Copy everything in the records exactly; the pictures stay out.

= = = = = = =

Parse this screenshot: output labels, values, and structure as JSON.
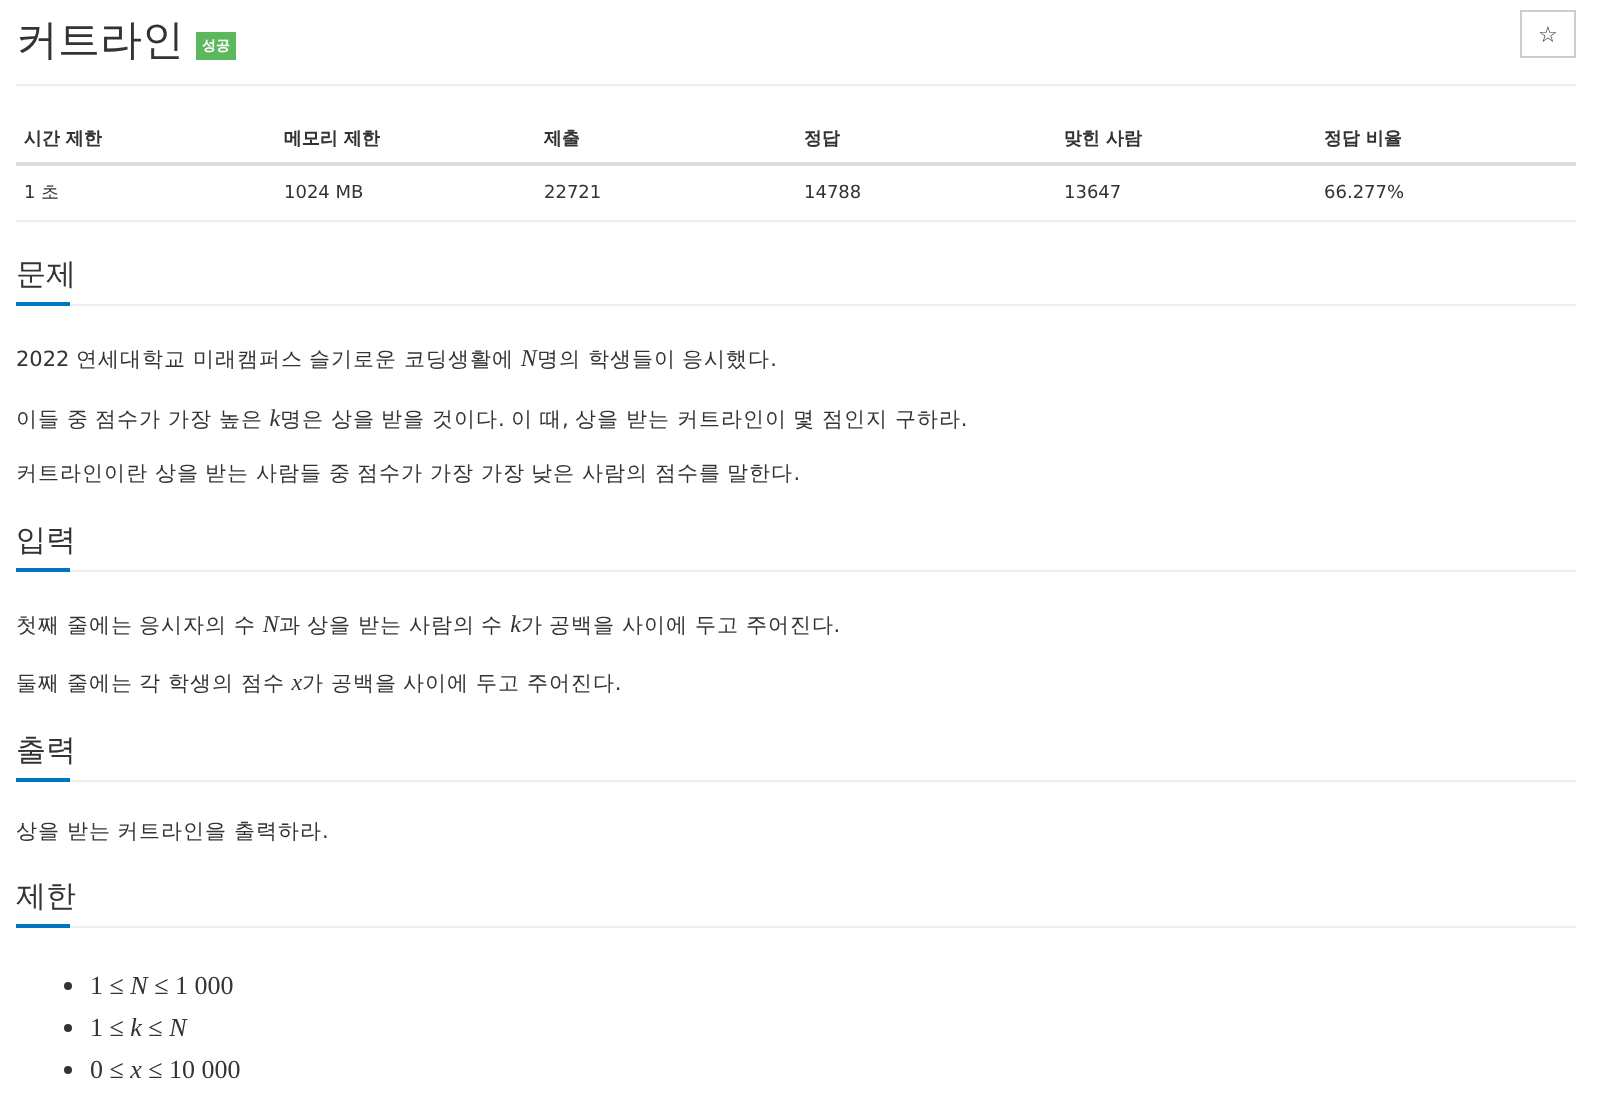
{
  "title": "커트라인",
  "badge": "성공",
  "star_button": "☆",
  "table": {
    "columns": [
      "시간 제한",
      "메모리 제한",
      "제출",
      "정답",
      "맞힌 사람",
      "정답 비율"
    ],
    "rows": [
      [
        "1 초",
        "1024 MB",
        "22721",
        "14788",
        "13647",
        "66.277%"
      ]
    ]
  },
  "sections": [
    {
      "title": "문제",
      "kind": "paragraphs",
      "paragraphs": [
        [
          {
            "text": "2022 연세대학교 미래캠퍼스 슬기로운 코딩생활에 ",
            "math": false
          },
          {
            "text": "N",
            "math": true
          },
          {
            "text": "명의 학생들이 응시했다.",
            "math": false
          }
        ],
        [
          {
            "text": "이들 중 점수가 가장 높은 ",
            "math": false
          },
          {
            "text": "k",
            "math": true
          },
          {
            "text": "명은 상을 받을 것이다. 이 때, 상을 받는 커트라인이 몇 점인지 구하라.",
            "math": false
          }
        ],
        [
          {
            "text": "커트라인이란 상을 받는 사람들 중 점수가 가장 가장 낮은 사람의 점수를 말한다.",
            "math": false
          }
        ]
      ]
    },
    {
      "title": "입력",
      "kind": "paragraphs",
      "paragraphs": [
        [
          {
            "text": "첫째 줄에는 응시자의 수 ",
            "math": false
          },
          {
            "text": "N",
            "math": true
          },
          {
            "text": "과 상을 받는 사람의 수 ",
            "math": false
          },
          {
            "text": "k",
            "math": true
          },
          {
            "text": "가 공백을 사이에 두고 주어진다.",
            "math": false
          }
        ],
        [
          {
            "text": "둘째 줄에는 각 학생의 점수 ",
            "math": false
          },
          {
            "text": "x",
            "math": true
          },
          {
            "text": "가 공백을 사이에 두고 주어진다.",
            "math": false
          }
        ]
      ]
    },
    {
      "title": "출력",
      "kind": "paragraphs",
      "paragraphs": [
        [
          {
            "text": "상을 받는 커트라인을 출력하라.",
            "math": false
          }
        ]
      ]
    },
    {
      "title": "제한",
      "kind": "list",
      "items": [
        "1 ≤ *N* ≤ 1 000",
        "1 ≤ *k* ≤ *N*",
        "0 ≤ *x* ≤ 10 000"
      ]
    }
  ]
}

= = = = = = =

▸ **Response area**
Parse this screenshot: output labels, values, and structure as JSON.
{
  "title": "커트라인",
  "badge": "성공",
  "star_button": "☆",
  "table": {
    "columns": [
      "시간 제한",
      "메모리 제한",
      "제출",
      "정답",
      "맞힌 사람",
      "정답 비율"
    ],
    "rows": [
      [
        "1 초",
        "1024 MB",
        "22721",
        "14788",
        "13647",
        "66.277%"
      ]
    ]
  },
  "sections": [
    {
      "title": "문제",
      "kind": "paragraphs",
      "paragraphs": [
        [
          {
            "text": "2022 연세대학교 미래캠퍼스 슬기로운 코딩생활에 ",
            "math": false
          },
          {
            "text": "N",
            "math": true
          },
          {
            "text": "명의 학생들이 응시했다.",
            "math": false
          }
        ],
        [
          {
            "text": "이들 중 점수가 가장 높은 ",
            "math": false
          },
          {
            "text": "k",
            "math": true
          },
          {
            "text": "명은 상을 받을 것이다. 이 때, 상을 받는 커트라인이 몇 점인지 구하라.",
            "math": false
          }
        ],
        [
          {
            "text": "커트라인이란 상을 받는 사람들 중 점수가 가장 가장 낮은 사람의 점수를 말한다.",
            "math": false
          }
        ]
      ]
    },
    {
      "title": "입력",
      "kind": "paragraphs",
      "paragraphs": [
        [
          {
            "text": "첫째 줄에는 응시자의 수 ",
            "math": false
          },
          {
            "text": "N",
            "math": true
          },
          {
            "text": "과 상을 받는 사람의 수 ",
            "math": false
          },
          {
            "text": "k",
            "math": true
          },
          {
            "text": "가 공백을 사이에 두고 주어진다.",
            "math": false
          }
        ],
        [
          {
            "text": "둘째 줄에는 각 학생의 점수 ",
            "math": false
          },
          {
            "text": "x",
            "math": true
          },
          {
            "text": "가 공백을 사이에 두고 주어진다.",
            "math": false
          }
        ]
      ]
    },
    {
      "title": "출력",
      "kind": "paragraphs",
      "paragraphs": [
        [
          {
            "text": "상을 받는 커트라인을 출력하라.",
            "math": false
          }
        ]
      ]
    },
    {
      "title": "제한",
      "kind": "list",
      "items": [
        "1 ≤ *N* ≤ 1 000",
        "1 ≤ *k* ≤ *N*",
        "0 ≤ *x* ≤ 10 000"
      ]
    }
  ]
}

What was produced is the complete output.